(App and web page records)
---

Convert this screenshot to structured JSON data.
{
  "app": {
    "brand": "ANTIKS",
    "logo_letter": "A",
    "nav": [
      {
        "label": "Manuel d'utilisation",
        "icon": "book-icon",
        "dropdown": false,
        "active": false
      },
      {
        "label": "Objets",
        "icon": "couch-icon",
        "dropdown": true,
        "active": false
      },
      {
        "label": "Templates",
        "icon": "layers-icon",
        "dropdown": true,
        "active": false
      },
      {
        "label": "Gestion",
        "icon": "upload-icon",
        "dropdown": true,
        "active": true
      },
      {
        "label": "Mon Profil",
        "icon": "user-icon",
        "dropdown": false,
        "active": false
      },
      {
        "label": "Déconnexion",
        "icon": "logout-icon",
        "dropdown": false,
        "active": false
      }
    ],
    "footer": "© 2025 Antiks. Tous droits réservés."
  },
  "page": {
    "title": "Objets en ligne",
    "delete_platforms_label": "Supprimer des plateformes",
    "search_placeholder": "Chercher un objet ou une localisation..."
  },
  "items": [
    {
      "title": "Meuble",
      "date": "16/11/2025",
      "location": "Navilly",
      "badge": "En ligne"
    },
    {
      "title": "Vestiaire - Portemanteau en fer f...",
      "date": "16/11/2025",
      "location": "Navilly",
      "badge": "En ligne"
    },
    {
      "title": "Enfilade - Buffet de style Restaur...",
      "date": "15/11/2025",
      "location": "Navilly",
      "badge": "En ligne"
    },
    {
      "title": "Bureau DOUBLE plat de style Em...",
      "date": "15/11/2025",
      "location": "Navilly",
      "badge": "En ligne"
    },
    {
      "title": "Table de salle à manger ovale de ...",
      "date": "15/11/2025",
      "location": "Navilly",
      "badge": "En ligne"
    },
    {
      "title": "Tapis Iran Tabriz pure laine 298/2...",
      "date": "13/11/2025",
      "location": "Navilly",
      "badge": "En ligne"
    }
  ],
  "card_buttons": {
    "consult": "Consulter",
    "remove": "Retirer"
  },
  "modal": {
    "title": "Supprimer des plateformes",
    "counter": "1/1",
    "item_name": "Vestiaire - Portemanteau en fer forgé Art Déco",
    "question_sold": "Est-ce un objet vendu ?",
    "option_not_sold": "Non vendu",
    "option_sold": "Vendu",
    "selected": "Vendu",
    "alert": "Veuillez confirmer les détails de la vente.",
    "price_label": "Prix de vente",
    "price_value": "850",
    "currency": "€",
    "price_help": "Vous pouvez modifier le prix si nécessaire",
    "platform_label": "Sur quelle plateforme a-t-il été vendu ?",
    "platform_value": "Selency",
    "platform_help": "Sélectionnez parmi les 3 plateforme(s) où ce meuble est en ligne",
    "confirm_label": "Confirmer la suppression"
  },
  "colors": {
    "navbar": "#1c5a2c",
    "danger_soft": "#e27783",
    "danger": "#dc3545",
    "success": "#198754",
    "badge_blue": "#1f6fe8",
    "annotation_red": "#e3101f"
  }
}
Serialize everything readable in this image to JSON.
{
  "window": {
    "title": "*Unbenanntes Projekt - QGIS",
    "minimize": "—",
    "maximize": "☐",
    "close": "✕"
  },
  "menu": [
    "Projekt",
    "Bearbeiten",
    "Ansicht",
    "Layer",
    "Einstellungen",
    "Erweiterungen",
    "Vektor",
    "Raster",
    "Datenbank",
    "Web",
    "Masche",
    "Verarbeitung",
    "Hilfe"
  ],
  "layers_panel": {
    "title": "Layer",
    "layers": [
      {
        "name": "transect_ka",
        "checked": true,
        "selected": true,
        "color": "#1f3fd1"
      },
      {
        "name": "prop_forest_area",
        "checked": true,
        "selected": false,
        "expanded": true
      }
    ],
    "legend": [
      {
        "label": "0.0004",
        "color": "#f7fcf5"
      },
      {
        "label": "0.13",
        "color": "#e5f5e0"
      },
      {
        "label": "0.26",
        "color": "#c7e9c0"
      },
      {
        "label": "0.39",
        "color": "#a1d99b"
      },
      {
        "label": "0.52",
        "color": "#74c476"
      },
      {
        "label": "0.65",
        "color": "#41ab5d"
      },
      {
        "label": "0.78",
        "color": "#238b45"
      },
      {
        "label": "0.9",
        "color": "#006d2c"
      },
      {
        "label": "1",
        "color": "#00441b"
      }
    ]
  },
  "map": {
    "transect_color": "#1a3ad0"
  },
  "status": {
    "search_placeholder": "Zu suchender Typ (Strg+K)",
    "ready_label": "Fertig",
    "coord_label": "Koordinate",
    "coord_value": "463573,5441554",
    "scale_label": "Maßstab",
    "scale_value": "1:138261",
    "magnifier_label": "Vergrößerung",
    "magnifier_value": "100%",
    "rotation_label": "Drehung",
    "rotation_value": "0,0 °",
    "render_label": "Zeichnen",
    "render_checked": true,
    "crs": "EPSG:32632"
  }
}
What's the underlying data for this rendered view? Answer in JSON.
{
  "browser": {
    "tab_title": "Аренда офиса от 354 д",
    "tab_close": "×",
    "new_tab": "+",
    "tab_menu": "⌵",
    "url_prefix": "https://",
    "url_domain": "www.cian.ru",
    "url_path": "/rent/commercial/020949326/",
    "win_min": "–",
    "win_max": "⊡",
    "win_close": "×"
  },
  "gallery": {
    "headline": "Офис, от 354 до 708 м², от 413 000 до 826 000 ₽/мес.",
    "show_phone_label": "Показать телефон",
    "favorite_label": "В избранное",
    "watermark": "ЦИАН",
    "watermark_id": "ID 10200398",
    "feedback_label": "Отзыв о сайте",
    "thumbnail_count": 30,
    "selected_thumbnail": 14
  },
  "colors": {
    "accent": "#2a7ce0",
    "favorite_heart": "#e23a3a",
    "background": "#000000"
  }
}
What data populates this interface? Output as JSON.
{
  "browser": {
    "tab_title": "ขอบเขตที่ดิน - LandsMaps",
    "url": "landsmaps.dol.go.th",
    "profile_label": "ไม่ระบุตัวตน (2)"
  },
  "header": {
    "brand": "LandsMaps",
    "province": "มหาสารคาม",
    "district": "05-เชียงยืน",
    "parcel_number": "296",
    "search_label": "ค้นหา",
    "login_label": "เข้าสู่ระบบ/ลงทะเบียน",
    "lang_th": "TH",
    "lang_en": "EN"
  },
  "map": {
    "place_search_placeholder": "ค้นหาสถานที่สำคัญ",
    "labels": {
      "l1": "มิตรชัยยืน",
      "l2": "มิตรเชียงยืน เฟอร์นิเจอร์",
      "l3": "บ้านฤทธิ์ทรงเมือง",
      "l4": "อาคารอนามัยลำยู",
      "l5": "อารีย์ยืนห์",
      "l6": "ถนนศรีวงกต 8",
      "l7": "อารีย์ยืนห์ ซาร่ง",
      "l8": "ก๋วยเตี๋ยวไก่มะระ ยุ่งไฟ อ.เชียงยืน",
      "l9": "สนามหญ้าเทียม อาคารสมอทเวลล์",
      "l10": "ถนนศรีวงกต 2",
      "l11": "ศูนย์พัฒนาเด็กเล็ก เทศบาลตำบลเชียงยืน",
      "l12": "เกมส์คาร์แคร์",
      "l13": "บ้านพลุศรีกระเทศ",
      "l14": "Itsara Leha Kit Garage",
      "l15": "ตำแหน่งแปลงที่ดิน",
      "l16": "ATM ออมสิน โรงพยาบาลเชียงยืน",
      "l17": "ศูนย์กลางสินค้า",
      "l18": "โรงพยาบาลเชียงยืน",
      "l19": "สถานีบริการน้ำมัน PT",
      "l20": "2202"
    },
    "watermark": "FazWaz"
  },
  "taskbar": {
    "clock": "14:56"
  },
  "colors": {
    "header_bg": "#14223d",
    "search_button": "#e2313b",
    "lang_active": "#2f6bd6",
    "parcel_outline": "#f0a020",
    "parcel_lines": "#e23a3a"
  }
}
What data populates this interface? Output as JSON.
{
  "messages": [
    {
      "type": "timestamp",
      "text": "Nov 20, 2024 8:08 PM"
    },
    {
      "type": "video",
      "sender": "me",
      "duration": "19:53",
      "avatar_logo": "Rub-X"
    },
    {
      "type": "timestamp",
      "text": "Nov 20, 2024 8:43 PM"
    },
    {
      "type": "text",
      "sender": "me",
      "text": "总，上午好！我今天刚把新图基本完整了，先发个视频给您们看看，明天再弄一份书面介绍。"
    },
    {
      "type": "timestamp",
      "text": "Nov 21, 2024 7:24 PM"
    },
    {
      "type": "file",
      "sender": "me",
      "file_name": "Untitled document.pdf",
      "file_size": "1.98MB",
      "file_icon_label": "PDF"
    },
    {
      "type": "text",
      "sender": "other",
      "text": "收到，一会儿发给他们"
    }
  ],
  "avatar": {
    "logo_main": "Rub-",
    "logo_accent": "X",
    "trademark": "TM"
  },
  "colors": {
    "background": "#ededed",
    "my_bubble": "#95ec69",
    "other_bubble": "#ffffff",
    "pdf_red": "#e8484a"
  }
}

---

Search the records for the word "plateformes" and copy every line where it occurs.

### Answer space:
    "delete_platforms_label": "Supprimer des plateformes",
    "title": "Supprimer des plateformes",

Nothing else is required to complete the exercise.